surd telegram to Governor Hall, above quoted. "There will be no invasion of Missouri by the people of Kansas," says he, thus libeling the whole people of Kansas, as contemplating an act of "invasion," the levying of war against Missouri, and intimating that he, "J. M. Schofield, major-general," is able to thrash the entire population of Kansas. "The Governor and the people of Missouri may be perfectly at ease on that subject," he continues, justa as if there existed a cause of war between "the people" of Kansas and "the people" of Missouri-just as if it needed some great man like himself to stand between them, and keep them from engaging in deadly conflict. No, General Schofield, there is no cause of quarrel between the people of Kansas and the people of Missouri. The loyal men of both States are living upon the best of terms, and there would not be the least danger of war between them if you and all other major-generals were in Guinea. The only conflict is between loyal men and traitors. The idea of a war between the people of the two States is only the dream of certain semi-rebel demagogues, who would seem to be your counselors. It is what they wish to bring about. Yet, notwithstanding the loyal men of Kansas and Missouri are upon the best terms, we look with most serious apprehensions to the border. As matters stand, we scarcely see how a collision is to be avoided. Lane and his men are evidently determined to assemble, and Schofield has declared they shall not cross the line. If there is anything which will induce them to attempt it, it is because General Schofield is the man who say they shall not do so, and because of his manner of saying it. Bloodshed will be solely attributable to his blundering. A prudent and sensible man in his place, we have no doubt, could allay all difficulty. If blood is shed, it will lie at the President's door. He has had sufficient warning before this time of the absolute necessity for a change of commander in this department. He was warned, before he appointed Schofield to the position he holds the second time, of the probable consequences, in words and from sources which ought to have commanded respect. He then refused to listen to language which has proved all but prophetic, because it "tormented" him. Whether he has learned anything about the condition of Missouri and Kansas from recent events remains to be seen. There is this one thing we would impress upon the loyal men of Missouri, if a conflict of arms should grow out of the border complications as it now stands, viz, that not being in any way responsible for its origin, they are under no obligation in any way to become participants. If our State authorities think they can engage the masses of the loyal men of Missouri in a struggle with their brethren of Kansas, for the sake of shielding bushwhackers and building up a conservative pro-slavery political party in Missouri, they are vastly deceived. We merely state a fact when we say that almost every Union man from the threatened district with whom we have conversed expresses the determination, if the fight comes, to be found on the side of Lane.

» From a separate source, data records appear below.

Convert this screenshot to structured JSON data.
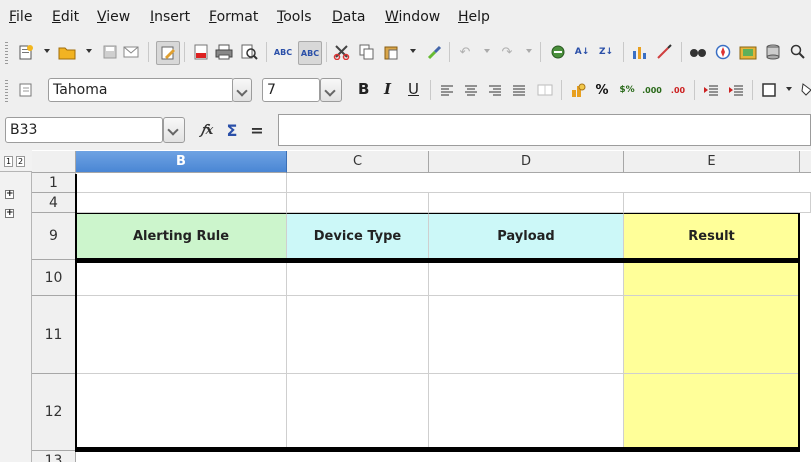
{
  "menu": [
    "File",
    "Edit",
    "View",
    "Insert",
    "Format",
    "Tools",
    "Data",
    "Window",
    "Help"
  ],
  "toolbar": {
    "font_name": "Tahoma",
    "font_size": "7",
    "bold": "B",
    "italic": "I",
    "underline": "U"
  },
  "formula_bar": {
    "name_box": "B33",
    "formula_value": ""
  },
  "outline_levels": [
    "1",
    "2"
  ],
  "columns": [
    "B",
    "C",
    "D",
    "E"
  ],
  "rows": [
    "1",
    "4",
    "9",
    "10",
    "11",
    "12",
    "13"
  ],
  "header_row": {
    "b": "Alerting Rule",
    "c": "Device Type",
    "d": "Payload",
    "e": "Result"
  },
  "colors": {
    "alerting_rule_bg": "#ccf5cc",
    "device_type_bg": "#ccf8f8",
    "payload_bg": "#ccf8f8",
    "result_bg": "#ffff99",
    "selected_col": "#4a86d4"
  }
}
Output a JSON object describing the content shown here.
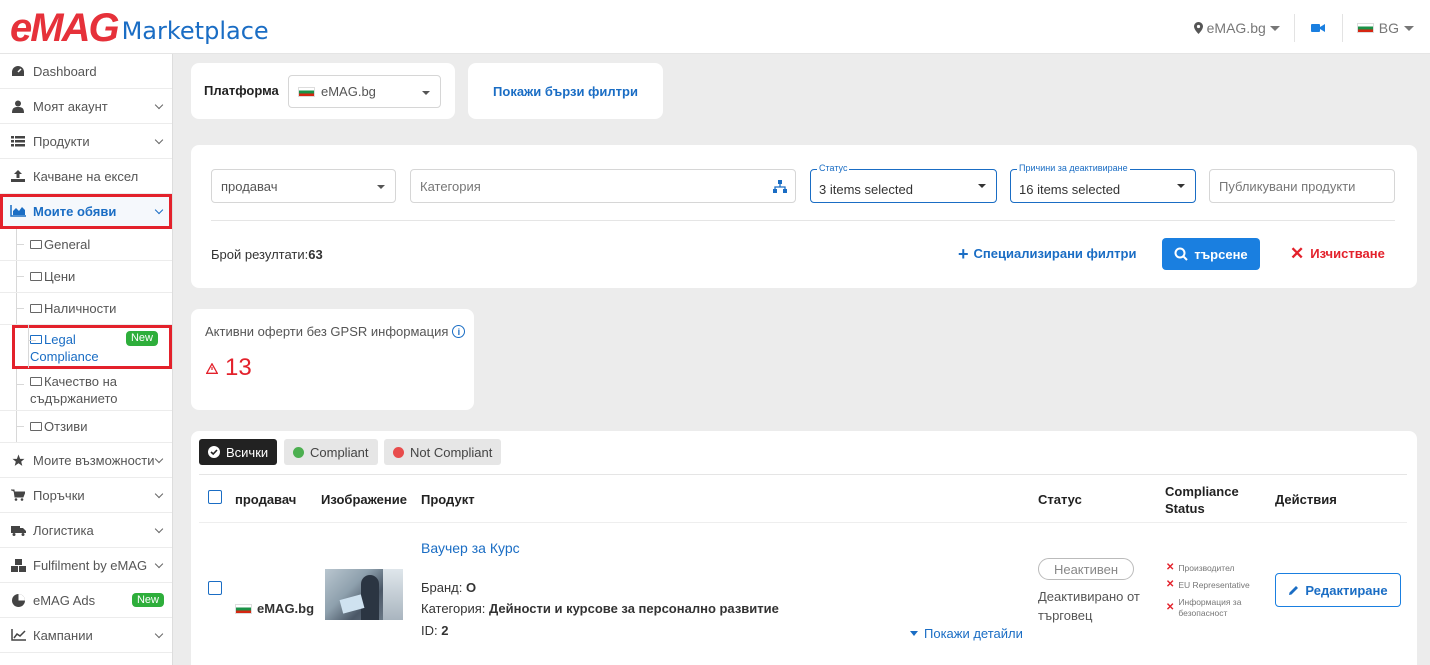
{
  "header": {
    "logo_brand": "eMAG",
    "logo_product": "Marketplace",
    "platform": "eMAG.bg",
    "language": "BG"
  },
  "sidebar": {
    "items": [
      {
        "label": "Dashboard",
        "icon": "dashboard-icon"
      },
      {
        "label": "Моят акаунт",
        "icon": "user-icon"
      },
      {
        "label": "Продукти",
        "icon": "list-icon"
      },
      {
        "label": "Качване на ексел",
        "icon": "upload-icon"
      },
      {
        "label": "Моите обяви",
        "icon": "area-chart-icon"
      }
    ],
    "sub_items": [
      "General",
      "Цени",
      "Наличности",
      "Legal Compliance",
      "Качество на съдържанието",
      "Отзиви"
    ],
    "new_badge": "New",
    "items_after": [
      {
        "label": "Моите възможности",
        "icon": "star-icon"
      },
      {
        "label": "Поръчки",
        "icon": "cart-icon"
      },
      {
        "label": "Логистика",
        "icon": "truck-icon"
      },
      {
        "label": "Fulfilment by eMAG",
        "icon": "cubes-icon"
      },
      {
        "label": "eMAG Ads",
        "icon": "ads-icon"
      },
      {
        "label": "Кампании",
        "icon": "line-chart-icon"
      }
    ]
  },
  "platform_card": {
    "label": "Платформа",
    "value": "eMAG.bg",
    "quick_filters": "Покажи бързи филтри"
  },
  "filters": {
    "seller_placeholder": "продавач",
    "category_placeholder": "Категория",
    "status_legend": "Статус",
    "status_value": "3 items selected",
    "reasons_legend": "Причини за деактивиране",
    "reasons_value": "16 items selected",
    "published_placeholder": "Публикувани продукти",
    "results_label": "Брой резултати:",
    "results_count": "63",
    "specialized": "Специализирани филтри",
    "search": "търсене",
    "clear": "Изчистване"
  },
  "gpsr": {
    "title": "Активни оферти без GPSR информация",
    "count": "13"
  },
  "tabs": {
    "all": "Всички",
    "compliant": "Compliant",
    "not_compliant": "Not Compliant"
  },
  "table": {
    "headers": {
      "seller": "продавач",
      "image": "Изображение",
      "product": "Продукт",
      "status": "Статус",
      "compliance_1": "Compliance",
      "compliance_2": "Status",
      "actions": "Действия"
    },
    "rows": [
      {
        "seller": "eMAG.bg",
        "product_title": "Ваучер за Курс",
        "brand_label": "Бранд:",
        "brand_value": "O",
        "category_label": "Категория:",
        "category_value": "Дейности и курсове за персонално развитие",
        "id_label": "ID:",
        "id_value": "2",
        "show_details": "Покажи детайли",
        "status_pill": "Неактивен",
        "status_note_1": "Деактивирано от",
        "status_note_2": "търговец",
        "compliance": [
          "Производител",
          "EU Representative",
          "Информация за",
          "безопасност"
        ],
        "edit": "Редактиране"
      }
    ]
  },
  "colors": {
    "brand_red": "#e6313a",
    "brand_blue": "#1a6dc4",
    "compliant": "#4caf50",
    "not_compliant": "#e84c4c"
  }
}
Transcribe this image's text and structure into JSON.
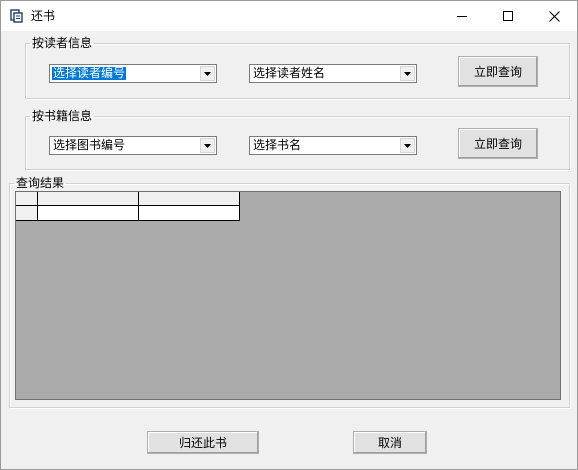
{
  "window": {
    "title": "还书",
    "app_icon": "book-app-icon",
    "controls": {
      "minimize": "minimize-icon",
      "maximize": "maximize-icon",
      "close": "close-icon"
    }
  },
  "reader_group": {
    "legend": "按读者信息",
    "id_combo": {
      "value": "选择读者编号",
      "selected": true
    },
    "name_combo": {
      "value": "选择读者姓名"
    },
    "query_button": "立即查询"
  },
  "book_group": {
    "legend": "按书籍信息",
    "id_combo": {
      "value": "选择图书编号"
    },
    "name_combo": {
      "value": "选择书名"
    },
    "query_button": "立即查询"
  },
  "results_group": {
    "legend": "查询结果",
    "grid": {
      "header": [
        "",
        "",
        ""
      ],
      "rows": [
        [
          "",
          "",
          ""
        ]
      ]
    }
  },
  "footer": {
    "return_button": "归还此书",
    "cancel_button": "取消"
  },
  "colors": {
    "selection": "#0078d7",
    "window_bg": "#f0f0f0",
    "grid_bg": "#ababab"
  }
}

[Inclosure No. 7.]
SPIRIT OF THE GERMAN PRESS.*
In another place the Neue Zeit says:
In spite of General Schofield, the Paola military rendezvous takes place to-day, September 8, on the Kansas border. Our lamb-hearted general has promised to be present, in order to pacify Lane and Jennison, and to prevent an invasion of Missouri.
*From the Missouri Republican, September 9, 1863.